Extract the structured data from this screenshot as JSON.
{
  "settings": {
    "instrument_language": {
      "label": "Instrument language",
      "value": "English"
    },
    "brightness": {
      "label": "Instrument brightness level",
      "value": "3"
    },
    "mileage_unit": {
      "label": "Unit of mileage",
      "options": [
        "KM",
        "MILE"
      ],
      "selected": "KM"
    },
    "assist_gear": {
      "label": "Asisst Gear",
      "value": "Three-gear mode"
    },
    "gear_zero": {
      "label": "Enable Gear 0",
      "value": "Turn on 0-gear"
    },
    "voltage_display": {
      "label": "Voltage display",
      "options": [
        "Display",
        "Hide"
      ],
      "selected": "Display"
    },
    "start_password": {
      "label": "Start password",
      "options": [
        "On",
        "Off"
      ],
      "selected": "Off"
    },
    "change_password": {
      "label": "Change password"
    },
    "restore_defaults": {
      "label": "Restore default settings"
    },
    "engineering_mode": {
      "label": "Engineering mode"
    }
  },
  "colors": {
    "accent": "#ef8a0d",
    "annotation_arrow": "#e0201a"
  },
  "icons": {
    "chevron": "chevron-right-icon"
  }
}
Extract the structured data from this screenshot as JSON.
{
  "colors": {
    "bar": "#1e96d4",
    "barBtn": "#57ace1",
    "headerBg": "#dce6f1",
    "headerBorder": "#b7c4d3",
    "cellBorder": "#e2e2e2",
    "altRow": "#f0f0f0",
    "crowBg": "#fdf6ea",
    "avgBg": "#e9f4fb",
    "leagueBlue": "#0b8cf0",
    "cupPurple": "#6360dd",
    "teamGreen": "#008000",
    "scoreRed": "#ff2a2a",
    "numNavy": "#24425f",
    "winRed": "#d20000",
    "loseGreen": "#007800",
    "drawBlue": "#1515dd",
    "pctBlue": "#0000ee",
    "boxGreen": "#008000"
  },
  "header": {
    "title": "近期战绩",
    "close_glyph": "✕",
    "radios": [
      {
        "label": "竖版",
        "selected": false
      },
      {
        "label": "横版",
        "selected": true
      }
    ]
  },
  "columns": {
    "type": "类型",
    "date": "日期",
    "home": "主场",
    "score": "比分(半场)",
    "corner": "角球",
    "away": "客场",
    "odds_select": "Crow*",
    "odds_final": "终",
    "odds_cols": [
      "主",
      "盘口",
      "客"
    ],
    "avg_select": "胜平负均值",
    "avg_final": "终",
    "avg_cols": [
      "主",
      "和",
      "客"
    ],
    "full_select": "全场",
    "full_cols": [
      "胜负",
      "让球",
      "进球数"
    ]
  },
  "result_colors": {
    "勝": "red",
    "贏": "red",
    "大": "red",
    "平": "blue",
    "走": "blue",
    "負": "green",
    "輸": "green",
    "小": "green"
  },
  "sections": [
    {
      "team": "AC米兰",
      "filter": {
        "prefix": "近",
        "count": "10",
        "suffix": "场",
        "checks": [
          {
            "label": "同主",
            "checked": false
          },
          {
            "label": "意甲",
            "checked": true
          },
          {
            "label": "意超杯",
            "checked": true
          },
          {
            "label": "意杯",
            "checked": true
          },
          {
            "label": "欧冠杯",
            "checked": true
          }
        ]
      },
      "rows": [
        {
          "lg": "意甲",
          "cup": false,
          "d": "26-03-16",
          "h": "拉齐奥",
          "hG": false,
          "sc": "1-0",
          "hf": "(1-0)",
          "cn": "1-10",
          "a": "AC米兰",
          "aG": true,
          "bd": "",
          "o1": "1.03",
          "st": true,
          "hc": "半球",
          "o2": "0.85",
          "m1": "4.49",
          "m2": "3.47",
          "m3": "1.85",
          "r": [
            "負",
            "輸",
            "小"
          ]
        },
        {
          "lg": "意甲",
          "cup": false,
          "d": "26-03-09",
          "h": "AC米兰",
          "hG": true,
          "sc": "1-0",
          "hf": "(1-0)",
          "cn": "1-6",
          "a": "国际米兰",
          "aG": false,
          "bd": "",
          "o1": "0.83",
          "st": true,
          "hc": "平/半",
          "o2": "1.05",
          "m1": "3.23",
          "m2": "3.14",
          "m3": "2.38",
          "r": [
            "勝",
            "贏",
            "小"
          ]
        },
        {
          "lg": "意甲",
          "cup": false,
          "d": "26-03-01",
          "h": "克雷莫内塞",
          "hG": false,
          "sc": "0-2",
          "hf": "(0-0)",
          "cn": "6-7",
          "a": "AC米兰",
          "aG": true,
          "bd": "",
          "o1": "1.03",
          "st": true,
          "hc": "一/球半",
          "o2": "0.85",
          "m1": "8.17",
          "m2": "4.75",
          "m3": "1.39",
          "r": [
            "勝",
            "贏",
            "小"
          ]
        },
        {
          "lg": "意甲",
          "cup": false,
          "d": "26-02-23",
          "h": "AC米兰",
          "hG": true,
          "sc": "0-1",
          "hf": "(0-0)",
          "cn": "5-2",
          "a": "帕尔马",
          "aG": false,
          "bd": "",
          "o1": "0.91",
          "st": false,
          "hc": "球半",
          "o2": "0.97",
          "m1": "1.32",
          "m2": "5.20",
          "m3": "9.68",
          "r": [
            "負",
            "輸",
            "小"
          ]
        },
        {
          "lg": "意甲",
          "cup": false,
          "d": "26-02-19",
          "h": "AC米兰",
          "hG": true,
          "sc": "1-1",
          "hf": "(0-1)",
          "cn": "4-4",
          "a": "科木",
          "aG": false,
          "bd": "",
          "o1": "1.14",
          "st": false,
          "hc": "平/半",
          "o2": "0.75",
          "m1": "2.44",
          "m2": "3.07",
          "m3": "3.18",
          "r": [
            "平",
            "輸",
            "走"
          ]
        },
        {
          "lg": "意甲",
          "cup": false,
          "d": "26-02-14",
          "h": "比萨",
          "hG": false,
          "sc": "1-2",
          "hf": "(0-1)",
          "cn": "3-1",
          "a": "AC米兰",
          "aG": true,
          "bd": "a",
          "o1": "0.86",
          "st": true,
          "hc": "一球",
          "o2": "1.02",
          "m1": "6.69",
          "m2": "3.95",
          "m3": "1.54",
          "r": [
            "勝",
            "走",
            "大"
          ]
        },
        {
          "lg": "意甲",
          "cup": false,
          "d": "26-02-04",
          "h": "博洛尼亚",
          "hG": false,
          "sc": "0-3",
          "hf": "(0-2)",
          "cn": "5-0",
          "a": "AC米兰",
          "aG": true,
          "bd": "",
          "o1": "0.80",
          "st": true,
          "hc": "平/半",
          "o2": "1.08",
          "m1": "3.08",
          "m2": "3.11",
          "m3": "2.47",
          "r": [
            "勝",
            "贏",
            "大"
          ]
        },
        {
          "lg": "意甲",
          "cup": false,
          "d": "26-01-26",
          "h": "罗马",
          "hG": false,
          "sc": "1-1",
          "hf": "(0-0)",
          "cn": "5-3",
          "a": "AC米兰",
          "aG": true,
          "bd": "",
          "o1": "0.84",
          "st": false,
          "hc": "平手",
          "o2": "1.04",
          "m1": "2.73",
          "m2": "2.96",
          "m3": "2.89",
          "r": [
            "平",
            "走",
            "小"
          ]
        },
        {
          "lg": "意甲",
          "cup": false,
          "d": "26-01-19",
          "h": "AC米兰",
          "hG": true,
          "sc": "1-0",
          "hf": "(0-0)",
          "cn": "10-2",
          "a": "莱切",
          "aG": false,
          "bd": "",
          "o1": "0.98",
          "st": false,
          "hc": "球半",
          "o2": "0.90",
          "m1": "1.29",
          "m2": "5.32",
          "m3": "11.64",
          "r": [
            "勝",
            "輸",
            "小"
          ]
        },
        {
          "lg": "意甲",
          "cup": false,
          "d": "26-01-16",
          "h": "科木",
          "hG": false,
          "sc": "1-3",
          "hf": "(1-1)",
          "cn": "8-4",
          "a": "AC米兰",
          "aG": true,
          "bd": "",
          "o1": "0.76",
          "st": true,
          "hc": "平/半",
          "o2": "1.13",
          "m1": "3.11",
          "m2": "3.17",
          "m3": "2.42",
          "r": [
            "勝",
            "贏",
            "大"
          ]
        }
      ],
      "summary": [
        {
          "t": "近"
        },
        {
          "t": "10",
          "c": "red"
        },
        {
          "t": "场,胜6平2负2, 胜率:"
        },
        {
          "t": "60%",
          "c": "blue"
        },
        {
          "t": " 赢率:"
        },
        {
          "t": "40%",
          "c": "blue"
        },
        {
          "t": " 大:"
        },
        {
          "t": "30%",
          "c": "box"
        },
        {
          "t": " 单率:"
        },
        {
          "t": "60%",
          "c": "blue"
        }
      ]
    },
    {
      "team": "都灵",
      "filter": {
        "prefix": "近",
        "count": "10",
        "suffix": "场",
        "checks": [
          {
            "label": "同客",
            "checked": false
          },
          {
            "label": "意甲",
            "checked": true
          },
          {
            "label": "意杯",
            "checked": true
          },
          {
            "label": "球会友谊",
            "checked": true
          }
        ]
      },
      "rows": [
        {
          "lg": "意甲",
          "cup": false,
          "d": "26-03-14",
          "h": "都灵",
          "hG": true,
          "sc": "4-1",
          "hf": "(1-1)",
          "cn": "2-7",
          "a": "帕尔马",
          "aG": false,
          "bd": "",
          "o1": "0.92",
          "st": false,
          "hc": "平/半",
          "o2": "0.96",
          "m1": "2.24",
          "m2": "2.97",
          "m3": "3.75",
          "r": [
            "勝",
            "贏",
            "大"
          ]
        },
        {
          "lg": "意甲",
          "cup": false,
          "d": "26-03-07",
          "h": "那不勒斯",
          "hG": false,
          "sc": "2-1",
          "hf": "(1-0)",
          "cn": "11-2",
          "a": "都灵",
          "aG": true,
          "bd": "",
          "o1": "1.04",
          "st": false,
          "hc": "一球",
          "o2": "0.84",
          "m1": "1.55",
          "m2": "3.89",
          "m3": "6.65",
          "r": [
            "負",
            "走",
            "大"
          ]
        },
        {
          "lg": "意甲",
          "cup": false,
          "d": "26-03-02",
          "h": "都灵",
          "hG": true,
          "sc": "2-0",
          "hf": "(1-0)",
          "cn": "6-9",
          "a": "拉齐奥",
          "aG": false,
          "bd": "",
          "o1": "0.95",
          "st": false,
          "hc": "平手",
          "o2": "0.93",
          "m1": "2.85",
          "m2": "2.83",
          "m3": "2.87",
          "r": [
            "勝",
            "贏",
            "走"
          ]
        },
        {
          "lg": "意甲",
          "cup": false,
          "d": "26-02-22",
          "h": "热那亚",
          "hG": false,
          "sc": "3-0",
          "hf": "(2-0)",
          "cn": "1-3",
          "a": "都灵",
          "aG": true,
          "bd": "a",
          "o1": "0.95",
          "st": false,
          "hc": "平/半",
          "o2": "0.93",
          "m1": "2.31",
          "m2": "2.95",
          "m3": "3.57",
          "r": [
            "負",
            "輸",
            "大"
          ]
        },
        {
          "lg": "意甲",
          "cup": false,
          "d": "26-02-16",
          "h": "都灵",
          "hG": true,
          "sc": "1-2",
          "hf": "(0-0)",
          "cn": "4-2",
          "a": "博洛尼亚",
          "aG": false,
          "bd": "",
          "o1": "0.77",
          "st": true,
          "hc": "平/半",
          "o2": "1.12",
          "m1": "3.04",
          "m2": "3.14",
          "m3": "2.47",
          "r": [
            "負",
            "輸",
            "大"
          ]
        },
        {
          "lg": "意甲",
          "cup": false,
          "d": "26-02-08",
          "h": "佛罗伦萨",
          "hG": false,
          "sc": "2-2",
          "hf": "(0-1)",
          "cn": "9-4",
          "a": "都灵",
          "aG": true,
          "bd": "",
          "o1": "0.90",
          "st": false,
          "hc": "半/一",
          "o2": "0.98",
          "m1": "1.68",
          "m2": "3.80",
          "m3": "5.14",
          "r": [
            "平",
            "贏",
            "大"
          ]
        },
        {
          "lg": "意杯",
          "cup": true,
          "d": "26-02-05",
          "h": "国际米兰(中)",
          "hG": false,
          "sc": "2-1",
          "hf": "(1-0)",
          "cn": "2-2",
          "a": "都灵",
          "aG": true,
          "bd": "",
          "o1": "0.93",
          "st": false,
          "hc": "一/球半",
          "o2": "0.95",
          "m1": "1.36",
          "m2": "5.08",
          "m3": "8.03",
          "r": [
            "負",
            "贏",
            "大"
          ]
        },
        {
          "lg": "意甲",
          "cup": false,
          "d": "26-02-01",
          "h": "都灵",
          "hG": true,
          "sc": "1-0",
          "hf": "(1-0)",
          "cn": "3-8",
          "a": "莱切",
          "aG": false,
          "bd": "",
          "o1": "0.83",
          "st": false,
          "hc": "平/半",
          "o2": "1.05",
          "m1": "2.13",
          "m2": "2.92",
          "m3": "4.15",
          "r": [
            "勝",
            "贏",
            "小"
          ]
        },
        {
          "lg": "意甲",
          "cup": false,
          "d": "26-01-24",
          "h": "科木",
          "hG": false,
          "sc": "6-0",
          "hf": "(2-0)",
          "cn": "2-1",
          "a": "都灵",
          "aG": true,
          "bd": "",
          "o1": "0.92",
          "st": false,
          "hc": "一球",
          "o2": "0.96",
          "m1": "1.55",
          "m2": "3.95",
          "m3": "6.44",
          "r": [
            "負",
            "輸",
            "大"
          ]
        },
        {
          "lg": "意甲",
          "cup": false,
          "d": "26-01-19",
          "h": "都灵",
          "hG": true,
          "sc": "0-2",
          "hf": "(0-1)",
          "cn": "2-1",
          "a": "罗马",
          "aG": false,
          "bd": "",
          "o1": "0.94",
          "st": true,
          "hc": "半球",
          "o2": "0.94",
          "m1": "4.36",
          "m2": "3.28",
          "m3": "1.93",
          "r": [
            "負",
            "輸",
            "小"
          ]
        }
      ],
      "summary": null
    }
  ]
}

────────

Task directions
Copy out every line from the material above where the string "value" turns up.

Exercise solution
      "value": "English"
      "value": "3"
      "value": "Three-gear mode"
      "value": "Turn on 0-gear"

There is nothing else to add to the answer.